Also speaking, Chairman of the CIOTA Summit Intellectual /Technical Committee, Prof. Innocent Ogwude, advocated competitive environment for transport sector to attract more investment in transport infrastructure.
Ogwude added that following global trends, Nigeria had embarked on a programme of transport sector reforms since 1999, adding that the reforms were ongoing to rebuild the transport infrastructure base of the country.
He reiterated the need to create competitive environment in the transport market, which could be achieved by unbundling of the existing monopoly structure, represented by the Nigerian Railway Corporation.

Ogwude, who is also the President and Chief Consultant Socent Management Consult Limited, said that there was need to unbundle the monopoly structure of Ministry of Works, Nigerian Inland Waterways Authority (NIWA) as well as Federal Air Port Authority of Nigeria (FAAN) to enable fair trading and enhanced private sector participation in the industry.
According to him, “Until the transport industry transforms onto a truly market economy, with legislative institutions on technical as well as economical and economic regulation adding that opportunities for innovation and technology in sustainable transport infrastructure development would remain challenged.

FG’s investment
In his speech, the Minister of Transportation, Rotimi Chibuike Amaechi, said President Muhammadu Buhari was committed to transforming the sector hence the investment in railway across the country.
He said Buhari will inaugurate the newly constructed Lagos-Ibadan rail line by January 2021.
Amaechi said Buhari is a committed reformer and is determined to change the face of transportation in the country.
He noted that the rail project had been delivered, but its usage would commence before the official inauguration. He also disclosed that he had approved the fares for the route.

“I just got the mandate from President Buhari that he would inaugurate the Lagos-Ibadan railway in January 2021. However, they should have been operating even before that time. I also have approved the cost of transportation by rail from Lagos to Ibadan. We just transferred the cost, as that of Kaduna, which we think is quite fair,” he said.
Amaechi stated that the Buhari administration was committed to reviving and improving the entire transport infrastructure in the country. He stressed that there were already many visible changes, especially in the aviation and maritime subsectors of the transportation industry.

The minister stated: “In the transport sector under this government, a lot is going on, like working to complete the terminals under aviation. I am sure you would have seen changes at the Port Harcourt airport and Abuja.
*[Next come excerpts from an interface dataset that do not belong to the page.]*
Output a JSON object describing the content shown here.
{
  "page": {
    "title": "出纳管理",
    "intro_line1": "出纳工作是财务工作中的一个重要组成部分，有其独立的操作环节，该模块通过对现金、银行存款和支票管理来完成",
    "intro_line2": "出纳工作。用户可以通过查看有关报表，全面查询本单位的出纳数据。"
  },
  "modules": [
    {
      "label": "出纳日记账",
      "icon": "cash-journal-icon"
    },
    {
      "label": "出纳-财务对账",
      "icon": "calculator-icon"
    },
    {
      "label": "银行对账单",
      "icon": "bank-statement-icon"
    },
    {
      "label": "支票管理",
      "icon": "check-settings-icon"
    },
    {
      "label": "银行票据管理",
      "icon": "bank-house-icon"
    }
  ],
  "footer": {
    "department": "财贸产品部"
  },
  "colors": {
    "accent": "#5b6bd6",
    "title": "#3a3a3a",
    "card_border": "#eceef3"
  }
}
I am sure the Minister of Aviation will tell us very soon when the airport in Kano and the one in Lagos would be completed.”
While commending the activities of CIoTA under the leadership of Jamoh, Amaechi stated that the Federal Ministry of Transportation would partner with the Institute to encourage professionalism in the transport sector as well as ensure seamless and effective transportation across all modes.
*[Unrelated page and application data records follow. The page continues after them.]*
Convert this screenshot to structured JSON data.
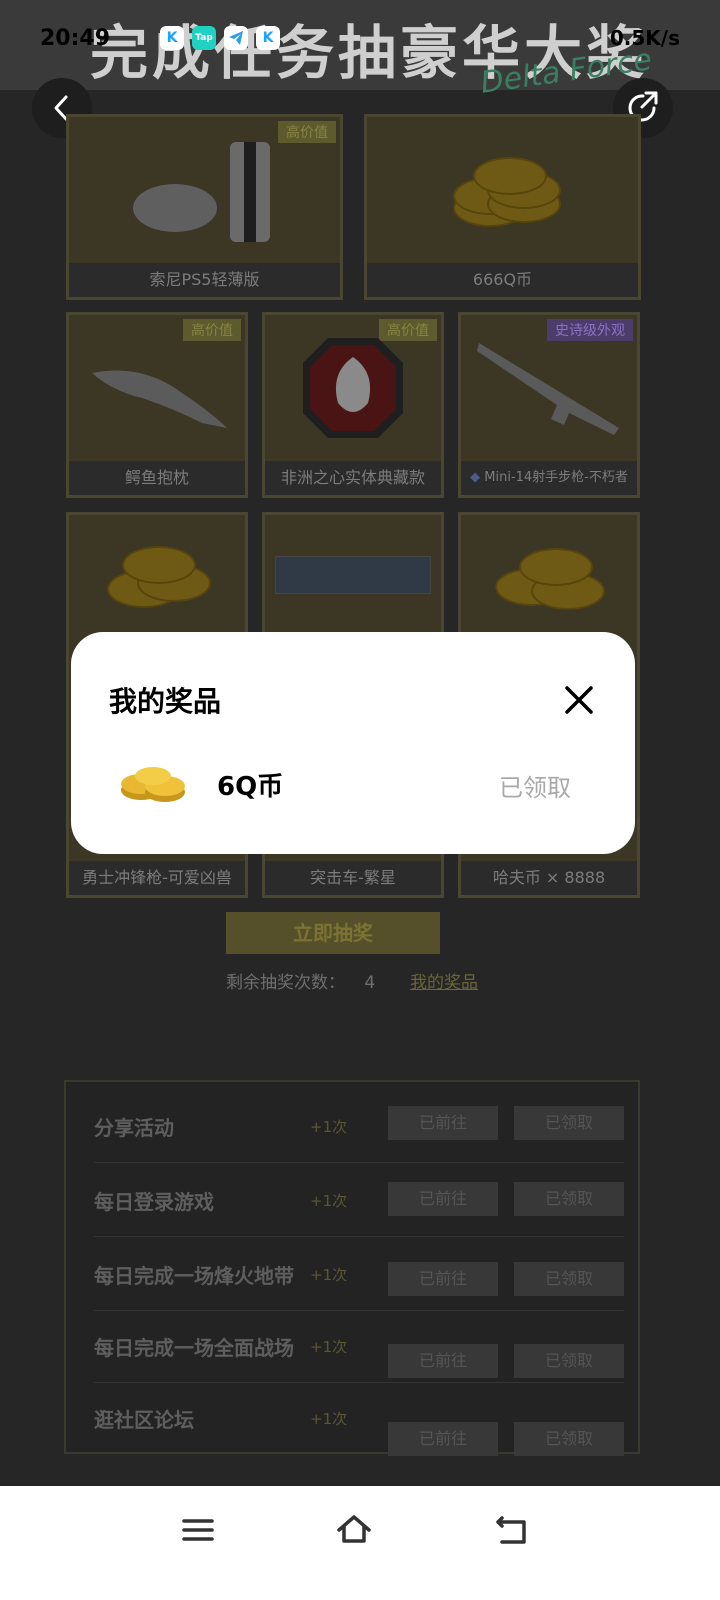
{
  "status_bar": {
    "time": "20:49",
    "right_text": "0.5K/s",
    "apps": [
      "K",
      "Tap",
      "tg",
      "K"
    ]
  },
  "banner": {
    "title": "完成任务抽豪华大奖",
    "subtitle": "Delta Force"
  },
  "header": {
    "back_icon": "chevron-left-icon",
    "share_icon": "share-icon"
  },
  "prizes": [
    {
      "name": "索尼PS5轻薄版",
      "tag": "高价值"
    },
    {
      "name": "666Q币",
      "tag": ""
    },
    {
      "name": "鳄鱼抱枕",
      "tag": "高价值"
    },
    {
      "name": "非洲之心实体典藏款",
      "tag": "高价值"
    },
    {
      "name": "Mini-14射手步枪-不朽者",
      "tag": "史诗级外观"
    },
    {
      "name": "勇士冲锋枪-可爱凶兽",
      "tag": ""
    },
    {
      "name": "突击车-繁星",
      "tag": ""
    },
    {
      "name": "哈夫币 × 8888",
      "tag": ""
    }
  ],
  "draw": {
    "button_label": "立即抽奖",
    "remaining_label": "剩余抽奖次数：",
    "remaining_count": "4",
    "my_prizes_link": "我的奖品"
  },
  "tasks": [
    {
      "name": "分享活动",
      "bonus": "+1次",
      "go": "已前往",
      "claim": "已领取"
    },
    {
      "name": "每日登录游戏",
      "bonus": "+1次",
      "go": "已前往",
      "claim": "已领取"
    },
    {
      "name": "每日完成一场烽火地带",
      "bonus": "+1次",
      "go": "已前往",
      "claim": "已领取"
    },
    {
      "name": "每日完成一场全面战场",
      "bonus": "+1次",
      "go": "已前往",
      "claim": "已领取"
    },
    {
      "name": "逛社区论坛",
      "bonus": "+1次",
      "go": "已前往",
      "claim": "已领取"
    }
  ],
  "modal": {
    "title": "我的奖品",
    "close_icon": "close-icon",
    "items": [
      {
        "name": "6Q币",
        "status": "已领取",
        "icon": "gold-coins-icon"
      }
    ]
  },
  "nav": {
    "menu_icon": "menu-icon",
    "home_icon": "home-icon",
    "back_icon": "back-icon"
  },
  "colors": {
    "accent_yellow": "#d4c14a",
    "modal_bg": "#ffffff",
    "claimed_gray": "#a9a9a9"
  }
}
In his remarks earlier, Jamoh, who is also Director-General of the Nigerian Maritime Administration and Safety Agency (NIMASA), lauded the effort of the federal government to upgrade the transport infrastructure.
He said CIoTA was promoting professionalism and training to aid the government with the right manpower to man the transport infrastructure.
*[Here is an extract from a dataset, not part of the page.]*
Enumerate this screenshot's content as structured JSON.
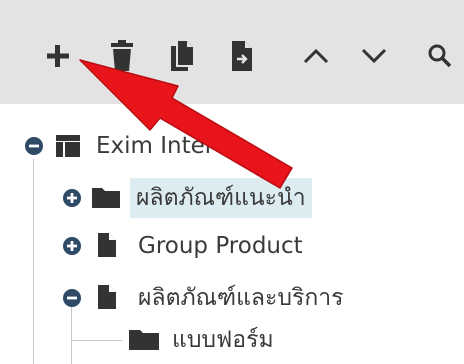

“The journey for the Institute has begun. We are building on broad policies anchored on a tripod of professionalism; education, research and development; and advocacy.”
To ensure professionalism, Jamoh said CIoTA was working hard to empower members with the required skills, knowledge and expertise to man the country’s transportation infrastructure.
“The Institute is also working with universities and other tertiary institutions to try to build professionalism in the transport sector from the undergraduate level, he said, adding that committees have been set up to follow up on policy recommendations from CIoTA to ensure their implementation,” he said.